— Supplied data —
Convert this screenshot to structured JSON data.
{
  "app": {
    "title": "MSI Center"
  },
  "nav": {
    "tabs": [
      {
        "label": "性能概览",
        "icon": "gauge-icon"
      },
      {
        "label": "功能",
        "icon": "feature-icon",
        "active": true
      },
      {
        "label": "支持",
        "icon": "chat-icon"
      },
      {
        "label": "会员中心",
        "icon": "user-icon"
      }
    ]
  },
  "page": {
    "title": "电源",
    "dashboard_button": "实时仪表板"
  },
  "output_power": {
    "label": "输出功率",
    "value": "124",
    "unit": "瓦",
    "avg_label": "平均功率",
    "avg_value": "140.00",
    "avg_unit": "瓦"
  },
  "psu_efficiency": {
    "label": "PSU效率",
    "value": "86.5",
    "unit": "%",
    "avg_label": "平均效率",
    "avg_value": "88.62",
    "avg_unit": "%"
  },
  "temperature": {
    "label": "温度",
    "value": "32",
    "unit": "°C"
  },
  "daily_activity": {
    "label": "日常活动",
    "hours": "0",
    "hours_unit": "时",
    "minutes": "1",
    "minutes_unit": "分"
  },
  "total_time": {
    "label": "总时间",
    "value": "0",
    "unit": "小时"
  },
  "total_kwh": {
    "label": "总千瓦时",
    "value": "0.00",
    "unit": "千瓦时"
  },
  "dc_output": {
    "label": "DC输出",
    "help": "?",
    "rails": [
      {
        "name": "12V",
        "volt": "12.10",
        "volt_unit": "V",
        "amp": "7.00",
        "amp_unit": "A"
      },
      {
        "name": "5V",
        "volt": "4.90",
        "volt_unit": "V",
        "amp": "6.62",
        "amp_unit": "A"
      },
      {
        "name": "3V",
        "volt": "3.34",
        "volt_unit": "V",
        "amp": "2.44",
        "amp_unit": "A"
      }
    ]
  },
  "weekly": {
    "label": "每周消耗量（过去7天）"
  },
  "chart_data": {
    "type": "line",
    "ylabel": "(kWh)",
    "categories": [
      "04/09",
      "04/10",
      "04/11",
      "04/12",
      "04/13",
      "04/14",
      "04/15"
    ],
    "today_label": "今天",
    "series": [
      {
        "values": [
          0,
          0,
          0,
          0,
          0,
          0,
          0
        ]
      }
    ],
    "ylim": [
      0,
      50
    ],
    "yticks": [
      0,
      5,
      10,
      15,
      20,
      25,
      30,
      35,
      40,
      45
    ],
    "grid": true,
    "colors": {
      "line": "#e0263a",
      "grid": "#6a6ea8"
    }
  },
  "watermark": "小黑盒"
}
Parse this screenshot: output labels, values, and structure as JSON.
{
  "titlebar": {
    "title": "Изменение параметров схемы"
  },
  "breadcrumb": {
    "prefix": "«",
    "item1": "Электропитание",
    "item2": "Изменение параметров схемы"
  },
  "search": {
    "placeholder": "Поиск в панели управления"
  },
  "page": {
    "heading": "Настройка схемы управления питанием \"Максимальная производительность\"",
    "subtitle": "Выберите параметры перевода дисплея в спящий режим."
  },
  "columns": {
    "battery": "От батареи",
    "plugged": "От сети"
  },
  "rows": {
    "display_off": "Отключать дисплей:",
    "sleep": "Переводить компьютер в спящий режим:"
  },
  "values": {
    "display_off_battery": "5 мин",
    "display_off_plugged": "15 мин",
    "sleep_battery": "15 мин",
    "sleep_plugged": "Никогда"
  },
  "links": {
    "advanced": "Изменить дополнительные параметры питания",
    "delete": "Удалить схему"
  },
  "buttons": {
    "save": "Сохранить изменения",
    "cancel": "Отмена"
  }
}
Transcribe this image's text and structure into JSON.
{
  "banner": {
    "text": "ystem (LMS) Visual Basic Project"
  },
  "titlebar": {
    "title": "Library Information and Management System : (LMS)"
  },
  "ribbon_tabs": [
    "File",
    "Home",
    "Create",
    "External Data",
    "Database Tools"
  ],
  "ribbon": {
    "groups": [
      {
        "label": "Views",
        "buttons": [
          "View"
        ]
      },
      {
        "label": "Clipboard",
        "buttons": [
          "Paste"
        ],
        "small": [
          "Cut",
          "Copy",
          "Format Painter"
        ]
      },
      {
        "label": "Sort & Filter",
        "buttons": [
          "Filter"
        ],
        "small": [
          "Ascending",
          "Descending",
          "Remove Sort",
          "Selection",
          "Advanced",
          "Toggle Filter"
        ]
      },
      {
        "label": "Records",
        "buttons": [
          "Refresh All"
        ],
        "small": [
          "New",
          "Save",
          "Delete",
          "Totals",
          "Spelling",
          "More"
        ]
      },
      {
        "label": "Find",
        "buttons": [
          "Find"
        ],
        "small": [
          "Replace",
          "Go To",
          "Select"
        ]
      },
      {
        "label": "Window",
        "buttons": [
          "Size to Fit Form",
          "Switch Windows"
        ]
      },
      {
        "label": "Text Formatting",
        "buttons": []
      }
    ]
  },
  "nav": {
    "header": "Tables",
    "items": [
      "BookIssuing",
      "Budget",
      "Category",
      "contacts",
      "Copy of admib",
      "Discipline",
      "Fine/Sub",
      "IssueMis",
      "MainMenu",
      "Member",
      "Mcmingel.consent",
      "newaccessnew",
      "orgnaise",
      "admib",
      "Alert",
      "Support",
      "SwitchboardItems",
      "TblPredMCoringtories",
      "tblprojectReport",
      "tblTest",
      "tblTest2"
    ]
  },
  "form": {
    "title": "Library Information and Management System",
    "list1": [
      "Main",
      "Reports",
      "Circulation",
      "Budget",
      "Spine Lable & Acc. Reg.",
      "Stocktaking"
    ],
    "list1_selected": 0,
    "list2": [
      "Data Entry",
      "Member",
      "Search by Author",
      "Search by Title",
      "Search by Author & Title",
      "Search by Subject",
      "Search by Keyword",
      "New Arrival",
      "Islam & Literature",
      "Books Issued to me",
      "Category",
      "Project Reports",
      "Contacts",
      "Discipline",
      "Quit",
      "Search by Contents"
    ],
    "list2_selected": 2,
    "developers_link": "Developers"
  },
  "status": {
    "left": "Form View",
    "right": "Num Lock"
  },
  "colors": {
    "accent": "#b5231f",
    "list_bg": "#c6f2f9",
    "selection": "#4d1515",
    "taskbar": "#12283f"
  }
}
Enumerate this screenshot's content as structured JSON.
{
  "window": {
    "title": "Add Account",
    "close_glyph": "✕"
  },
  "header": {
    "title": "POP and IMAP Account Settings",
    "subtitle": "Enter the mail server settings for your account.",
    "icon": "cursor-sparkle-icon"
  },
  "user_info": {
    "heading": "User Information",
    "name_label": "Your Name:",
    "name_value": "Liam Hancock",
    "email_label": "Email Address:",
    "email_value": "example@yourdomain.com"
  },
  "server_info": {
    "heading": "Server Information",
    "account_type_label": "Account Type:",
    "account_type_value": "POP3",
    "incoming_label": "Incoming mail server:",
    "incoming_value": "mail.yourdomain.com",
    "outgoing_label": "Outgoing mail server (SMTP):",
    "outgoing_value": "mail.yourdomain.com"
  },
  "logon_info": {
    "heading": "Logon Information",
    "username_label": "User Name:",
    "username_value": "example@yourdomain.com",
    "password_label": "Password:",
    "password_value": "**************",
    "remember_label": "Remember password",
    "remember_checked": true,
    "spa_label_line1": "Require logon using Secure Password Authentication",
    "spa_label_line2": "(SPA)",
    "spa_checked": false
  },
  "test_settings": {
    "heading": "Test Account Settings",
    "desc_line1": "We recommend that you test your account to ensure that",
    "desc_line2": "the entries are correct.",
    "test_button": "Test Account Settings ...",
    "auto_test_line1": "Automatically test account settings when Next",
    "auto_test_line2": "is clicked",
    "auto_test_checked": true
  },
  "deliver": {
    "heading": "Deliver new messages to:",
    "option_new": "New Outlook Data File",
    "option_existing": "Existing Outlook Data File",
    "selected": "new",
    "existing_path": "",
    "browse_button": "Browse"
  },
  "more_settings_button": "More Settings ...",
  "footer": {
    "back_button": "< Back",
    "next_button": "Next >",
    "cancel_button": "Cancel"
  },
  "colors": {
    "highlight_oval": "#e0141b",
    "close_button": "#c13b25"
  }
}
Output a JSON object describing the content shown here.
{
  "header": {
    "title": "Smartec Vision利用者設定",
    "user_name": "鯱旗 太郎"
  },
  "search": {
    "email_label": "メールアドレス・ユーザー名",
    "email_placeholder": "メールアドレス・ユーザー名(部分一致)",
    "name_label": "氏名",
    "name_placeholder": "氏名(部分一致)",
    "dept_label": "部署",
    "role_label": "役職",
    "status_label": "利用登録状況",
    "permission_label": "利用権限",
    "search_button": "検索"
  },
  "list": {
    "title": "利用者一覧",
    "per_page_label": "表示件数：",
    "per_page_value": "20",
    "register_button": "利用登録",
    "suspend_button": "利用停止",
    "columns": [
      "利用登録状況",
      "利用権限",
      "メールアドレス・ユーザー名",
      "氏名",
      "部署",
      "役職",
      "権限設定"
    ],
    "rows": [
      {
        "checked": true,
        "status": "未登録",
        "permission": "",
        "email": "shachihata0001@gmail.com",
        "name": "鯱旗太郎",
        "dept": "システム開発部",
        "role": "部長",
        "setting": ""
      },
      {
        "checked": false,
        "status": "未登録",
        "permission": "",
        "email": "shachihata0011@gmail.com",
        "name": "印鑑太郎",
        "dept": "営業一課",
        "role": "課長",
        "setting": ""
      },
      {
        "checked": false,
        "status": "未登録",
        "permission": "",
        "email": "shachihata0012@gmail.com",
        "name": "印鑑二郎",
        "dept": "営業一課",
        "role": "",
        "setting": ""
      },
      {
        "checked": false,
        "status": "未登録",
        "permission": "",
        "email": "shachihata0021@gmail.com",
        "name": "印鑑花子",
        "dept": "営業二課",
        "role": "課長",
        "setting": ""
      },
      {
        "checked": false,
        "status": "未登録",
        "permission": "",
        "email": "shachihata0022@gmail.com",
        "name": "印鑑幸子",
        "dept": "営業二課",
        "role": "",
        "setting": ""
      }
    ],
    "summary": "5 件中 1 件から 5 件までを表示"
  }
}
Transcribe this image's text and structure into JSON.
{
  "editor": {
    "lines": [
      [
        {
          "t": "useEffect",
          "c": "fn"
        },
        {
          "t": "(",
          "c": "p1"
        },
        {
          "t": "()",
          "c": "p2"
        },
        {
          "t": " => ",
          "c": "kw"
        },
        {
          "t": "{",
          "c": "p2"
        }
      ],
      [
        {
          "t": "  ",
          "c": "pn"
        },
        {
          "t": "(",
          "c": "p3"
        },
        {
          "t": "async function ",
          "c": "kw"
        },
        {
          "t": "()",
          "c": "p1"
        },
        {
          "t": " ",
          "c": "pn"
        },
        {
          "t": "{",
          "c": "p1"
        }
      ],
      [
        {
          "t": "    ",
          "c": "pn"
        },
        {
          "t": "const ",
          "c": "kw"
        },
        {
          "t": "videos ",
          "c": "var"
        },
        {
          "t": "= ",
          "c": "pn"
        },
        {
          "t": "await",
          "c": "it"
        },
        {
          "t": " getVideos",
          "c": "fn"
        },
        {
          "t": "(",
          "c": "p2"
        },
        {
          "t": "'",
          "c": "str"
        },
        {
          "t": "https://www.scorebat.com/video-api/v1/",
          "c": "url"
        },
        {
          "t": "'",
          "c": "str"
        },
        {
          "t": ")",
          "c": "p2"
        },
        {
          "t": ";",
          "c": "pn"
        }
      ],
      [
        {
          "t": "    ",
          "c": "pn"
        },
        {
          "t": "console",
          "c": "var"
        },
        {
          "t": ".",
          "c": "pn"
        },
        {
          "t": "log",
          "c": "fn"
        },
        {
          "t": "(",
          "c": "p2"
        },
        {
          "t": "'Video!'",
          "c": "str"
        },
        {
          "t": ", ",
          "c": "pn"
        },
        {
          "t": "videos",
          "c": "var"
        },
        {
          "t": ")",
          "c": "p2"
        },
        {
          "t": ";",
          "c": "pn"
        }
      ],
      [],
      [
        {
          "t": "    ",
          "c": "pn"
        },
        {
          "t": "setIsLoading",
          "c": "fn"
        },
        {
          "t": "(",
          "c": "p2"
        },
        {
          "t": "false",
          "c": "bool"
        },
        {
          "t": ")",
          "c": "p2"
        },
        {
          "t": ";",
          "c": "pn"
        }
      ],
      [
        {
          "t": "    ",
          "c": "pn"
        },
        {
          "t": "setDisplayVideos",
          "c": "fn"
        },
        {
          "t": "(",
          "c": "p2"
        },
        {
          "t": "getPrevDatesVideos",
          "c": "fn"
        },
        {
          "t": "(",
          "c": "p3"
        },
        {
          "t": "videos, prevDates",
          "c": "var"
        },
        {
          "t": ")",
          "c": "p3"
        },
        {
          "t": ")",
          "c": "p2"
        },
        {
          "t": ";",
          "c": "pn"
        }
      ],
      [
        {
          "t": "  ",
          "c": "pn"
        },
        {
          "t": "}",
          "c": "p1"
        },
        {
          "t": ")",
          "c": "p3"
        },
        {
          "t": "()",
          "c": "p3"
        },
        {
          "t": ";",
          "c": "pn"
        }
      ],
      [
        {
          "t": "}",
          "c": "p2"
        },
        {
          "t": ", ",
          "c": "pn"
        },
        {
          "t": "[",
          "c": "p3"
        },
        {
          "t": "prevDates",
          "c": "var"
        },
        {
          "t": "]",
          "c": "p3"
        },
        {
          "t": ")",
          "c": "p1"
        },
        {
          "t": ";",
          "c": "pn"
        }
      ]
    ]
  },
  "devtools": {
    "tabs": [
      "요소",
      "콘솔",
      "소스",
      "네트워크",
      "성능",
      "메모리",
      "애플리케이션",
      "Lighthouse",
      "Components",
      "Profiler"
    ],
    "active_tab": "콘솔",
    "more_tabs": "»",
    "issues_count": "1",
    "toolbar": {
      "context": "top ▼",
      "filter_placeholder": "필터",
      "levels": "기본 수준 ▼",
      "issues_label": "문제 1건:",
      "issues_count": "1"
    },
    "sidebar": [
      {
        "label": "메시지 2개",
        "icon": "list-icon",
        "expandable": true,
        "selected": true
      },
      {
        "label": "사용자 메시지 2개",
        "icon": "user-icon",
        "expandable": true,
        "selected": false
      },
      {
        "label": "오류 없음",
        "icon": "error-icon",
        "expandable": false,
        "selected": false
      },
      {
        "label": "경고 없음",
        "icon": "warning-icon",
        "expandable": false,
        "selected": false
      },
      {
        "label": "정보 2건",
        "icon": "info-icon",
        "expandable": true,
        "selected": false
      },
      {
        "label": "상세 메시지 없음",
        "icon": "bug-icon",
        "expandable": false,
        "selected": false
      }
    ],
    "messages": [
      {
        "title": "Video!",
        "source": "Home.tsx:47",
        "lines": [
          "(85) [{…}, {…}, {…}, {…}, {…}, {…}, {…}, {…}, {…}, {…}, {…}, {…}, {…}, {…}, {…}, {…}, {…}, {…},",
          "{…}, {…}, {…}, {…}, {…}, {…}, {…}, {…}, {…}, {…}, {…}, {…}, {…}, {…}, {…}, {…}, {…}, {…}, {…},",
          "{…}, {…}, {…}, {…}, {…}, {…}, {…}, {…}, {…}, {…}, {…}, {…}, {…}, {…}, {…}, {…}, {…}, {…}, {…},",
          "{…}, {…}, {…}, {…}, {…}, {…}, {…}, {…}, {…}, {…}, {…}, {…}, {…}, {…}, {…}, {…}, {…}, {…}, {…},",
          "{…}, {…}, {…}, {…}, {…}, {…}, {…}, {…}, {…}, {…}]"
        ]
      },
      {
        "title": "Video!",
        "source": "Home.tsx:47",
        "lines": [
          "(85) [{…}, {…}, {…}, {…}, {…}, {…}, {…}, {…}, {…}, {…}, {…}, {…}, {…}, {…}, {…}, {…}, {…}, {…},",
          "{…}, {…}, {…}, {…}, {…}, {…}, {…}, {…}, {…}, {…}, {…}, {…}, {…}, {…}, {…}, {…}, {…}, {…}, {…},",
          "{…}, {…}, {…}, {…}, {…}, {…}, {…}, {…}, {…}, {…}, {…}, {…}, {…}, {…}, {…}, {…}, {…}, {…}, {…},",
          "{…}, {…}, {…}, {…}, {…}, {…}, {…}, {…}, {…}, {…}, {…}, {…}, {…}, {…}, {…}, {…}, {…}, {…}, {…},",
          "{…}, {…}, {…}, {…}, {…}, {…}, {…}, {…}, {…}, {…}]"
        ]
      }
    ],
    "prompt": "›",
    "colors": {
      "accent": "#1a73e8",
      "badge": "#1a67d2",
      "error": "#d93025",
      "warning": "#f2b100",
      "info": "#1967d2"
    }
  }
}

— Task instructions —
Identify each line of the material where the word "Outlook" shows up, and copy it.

— Response area —
    "option_new": "New Outlook Data File",
    "option_existing": "Existing Outlook Data File",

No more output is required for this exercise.